New Element Discovered! But Don’t Ask About Its Name
A little square that has been left blank on the periodic table for all these years might finally be filled in. A team of American and Russian scientists have just reported the synthesis of a brand new element–element 117. Says study coauthor Dawn Shaughnessy: “For a chemist, it’s so fundamentally cool” to fill a square in that table [The New York Times].
If other scientists confirm the discovery, the still-unnamed element will take its place between elements 116 and 118, both of which have already been tracked down.
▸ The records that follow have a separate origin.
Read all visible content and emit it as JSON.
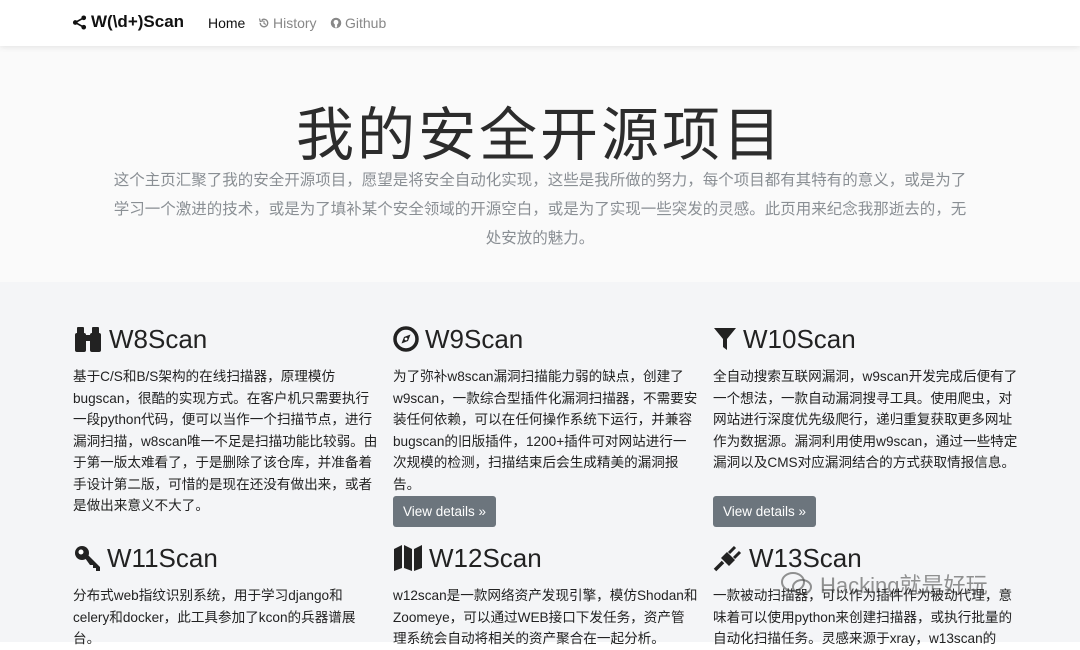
{
  "navbar": {
    "brand": "W(\\d+)Scan",
    "links": [
      {
        "label": "Home",
        "active": true
      },
      {
        "label": "History",
        "icon": "history-icon"
      },
      {
        "label": "Github",
        "icon": "github-icon"
      }
    ]
  },
  "hero": {
    "title": "我的安全开源项目",
    "lead": "这个主页汇聚了我的安全开源项目，愿望是将安全自动化实现，这些是我所做的努力，每个项目都有其特有的意义，或是为了学习一个激进的技术，或是为了填补某个安全领域的开源空白，或是为了实现一些突发的灵感。此页用来纪念我那逝去的，无处安放的魅力。"
  },
  "projects": [
    {
      "title": "W8Scan",
      "icon": "binoculars-icon",
      "desc": "基于C/S和B/S架构的在线扫描器，原理模仿bugscan，很酷的实现方式。在客户机只需要执行一段python代码，便可以当作一个扫描节点，进行漏洞扫描，w8scan唯一不足是扫描功能比较弱。由于第一版太难看了，于是删除了该仓库，并准备着手设计第二版，可惜的是现在还没有做出来，或者是做出来意义不大了。"
    },
    {
      "title": "W9Scan",
      "icon": "compass-icon",
      "desc": "为了弥补w8scan漏洞扫描能力弱的缺点，创建了w9scan，一款综合型插件化漏洞扫描器，不需要安装任何依赖，可以在任何操作系统下运行，并兼容bugscan的旧版插件，1200+插件可对网站进行一次规模的检测，扫描结束后会生成精美的漏洞报告。",
      "button": "View details »"
    },
    {
      "title": "W10Scan",
      "icon": "filter-icon",
      "desc": "全自动搜索互联网漏洞，w9scan开发完成后便有了一个想法，一款自动漏洞搜寻工具。使用爬虫，对网站进行深度优先级爬行，递归重复获取更多网址作为数据源。漏洞利用使用w9scan，通过一些特定漏洞以及CMS对应漏洞结合的方式获取情报信息。",
      "button": "View details »"
    },
    {
      "title": "W11Scan",
      "icon": "key-icon",
      "desc": "分布式web指纹识别系统，用于学习django和celery和docker，此工具参加了kcon的兵器谱展台。"
    },
    {
      "title": "W12Scan",
      "icon": "map-icon",
      "desc": "w12scan是一款网络资产发现引擎，模仿Shodan和Zoomeye，可以通过WEB接口下发任务，资产管理系统会自动将相关的资产聚合在一起分析。"
    },
    {
      "title": "W13Scan",
      "icon": "plug-icon",
      "desc": "一款被动扫描器，可以作为插件作为被动代理，意味着可以使用python来创建扫描器，或执行批量的自动化扫描任务。灵感来源于xray，w13scan的"
    }
  ],
  "watermark": "Hacking就是好玩",
  "colors": {
    "button_bg": "#6c757d",
    "hero_bg": "#fafafa",
    "content_bg": "#f4f5f7",
    "lead_text": "#8a8f94"
  }
}
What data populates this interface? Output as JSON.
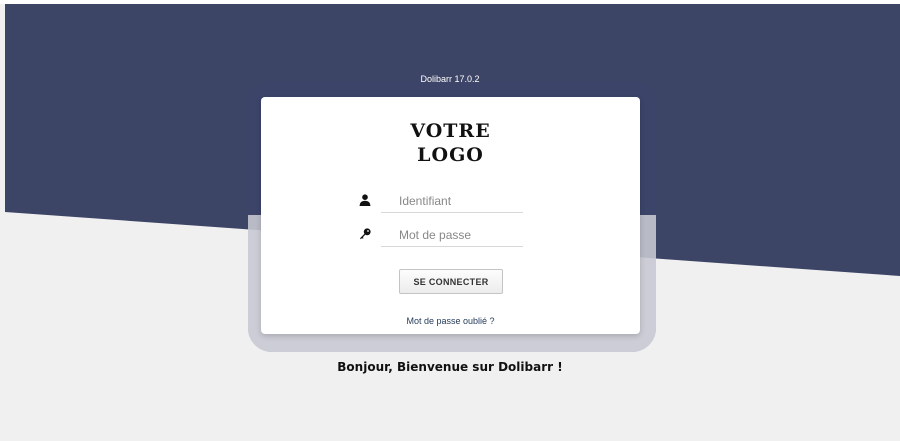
{
  "app": {
    "version_label": "Dolibarr 17.0.2"
  },
  "logo": {
    "line1": "VOTRE",
    "line2": "LOGO"
  },
  "login_form": {
    "username_placeholder": "Identifiant",
    "password_placeholder": "Mot de passe",
    "submit_label": "SE CONNECTER",
    "forgot_password_label": "Mot de passe oublié ?",
    "username_icon": "user-icon",
    "password_icon": "key-icon"
  },
  "welcome_message": "Bonjour, Bienvenue sur Dolibarr !",
  "colors": {
    "banner": "#3d4566",
    "background": "#f0f0f0",
    "card": "#ffffff",
    "link": "#263c5c"
  }
}
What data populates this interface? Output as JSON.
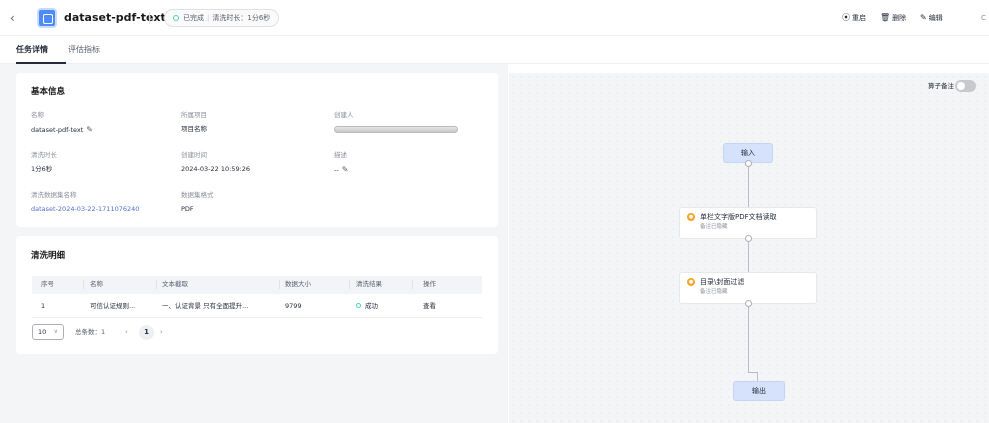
{
  "header": {
    "back_icon": "chevron-left-icon",
    "logo_icon": "dataset-icon",
    "title": "dataset-pdf-text",
    "status_label": "已完成",
    "duration_label": "清洗时长：1分6秒",
    "actions": [
      {
        "icon": "restart-icon",
        "glyph": "⦿",
        "label": "重启"
      },
      {
        "icon": "delete-icon",
        "glyph": "🗑",
        "label": "删除"
      },
      {
        "icon": "edit-icon",
        "glyph": "✎",
        "label": "编辑"
      }
    ]
  },
  "tabs": [
    {
      "label": "任务详情",
      "active": true
    },
    {
      "label": "评估指标",
      "active": false
    }
  ],
  "basic_info": {
    "heading": "基本信息",
    "fields": {
      "name_label": "名称",
      "name_value": "dataset-pdf-text",
      "project_label": "所属项目",
      "project_value": "项目名称",
      "creator_label": "创建人",
      "duration_label": "清洗时长",
      "duration_value": "1分6秒",
      "created_label": "创建时间",
      "created_value": "2024-03-22 10:59:26",
      "desc_label": "描述",
      "desc_value": "--",
      "dataset_label": "清洗数据集名称",
      "dataset_value": "dataset-2024-03-22-1711076240",
      "format_label": "数据集格式",
      "format_value": "PDF"
    }
  },
  "details": {
    "heading": "清洗明细",
    "columns": [
      "序号",
      "名称",
      "文本截取",
      "数据大小",
      "清洗结果",
      "操作"
    ],
    "rows": [
      {
        "index": "1",
        "name": "可信认证规则...",
        "excerpt": "一、认证背景 只有全面提升...",
        "size": "9799",
        "result": "成功",
        "action": "查看"
      }
    ],
    "page_size": "10",
    "total": "总条数：1",
    "current_page": "1"
  },
  "canvas": {
    "toggle_label": "算子备注",
    "input_label": "输入",
    "output_label": "输出",
    "nodes": [
      {
        "title": "单栏文字版PDF文档读取",
        "subtitle": "备注已隐藏"
      },
      {
        "title": "目录\\封面过滤",
        "subtitle": "备注已隐藏"
      }
    ]
  }
}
A paper about element 117 will soon be published in Physical Review Letters, and scientists say the new element appears to point the way toward a brew of still more massive elements with chemical properties no one can predict [The New York Times].
Element 117 was born in a particle accelerator in Russia, where the scientists smashed together calcium-48 — an isotope with 20 protons and 28 neutrons — and berkelium-249, which has 97 protons and 152 neutrons. The collisions spit out either three or four neutrons, creating two different isotopes of an element with 117 protons [Science News].
The new element 117, takes it place between two superheavy elements that scientists know to be very radioactive and that decay almost instantly. But many researchers think it is possible that even heavier elements may occupy an “island of stability” in which superheavy atoms stick around for a while [Science News]. If this theory holds up, scientists say, the work could generate an array of strange new materials with as yet unimagined scientific and practical uses [New York Times].
The excitement continues for the scientists who toiled to synthesize the new element, as they wait to hear what it will be named. Usually, a new element is named after someone or someplace involved in the research. The element berekelium, which was used in the experiment, was named after the University of California at Berkeley, where it was first synthesized, while element 112 was just recently named Copernicium in honor of the 16th century scientist Nicholas Copernicus.
So far, the scientists have been exceptionally mum about what the element might be called. Yuri Oganessian, a nuclear physicist at the Joint Institute for Nuclear Research in Dubna, Russia and the lead author on the paper, said in an e-mail message: “Naming elements is a serious question; in fact…This takes years” [New York Times]. His silence is reinforced by team member Shaughnessy, who was equally cagey about possible names for the new element: “We’ve never discussed names because it’s sort of like bad karma…It’s like talking about a no hitter during the no hitter. We’ve never spoken of it aloud” [New York Times].
Till the element is confirmed and it takes its formal place on the periodic table, scientists say it shall simply be referred to as element 117–or by the Latin reference to its number, ununseptium.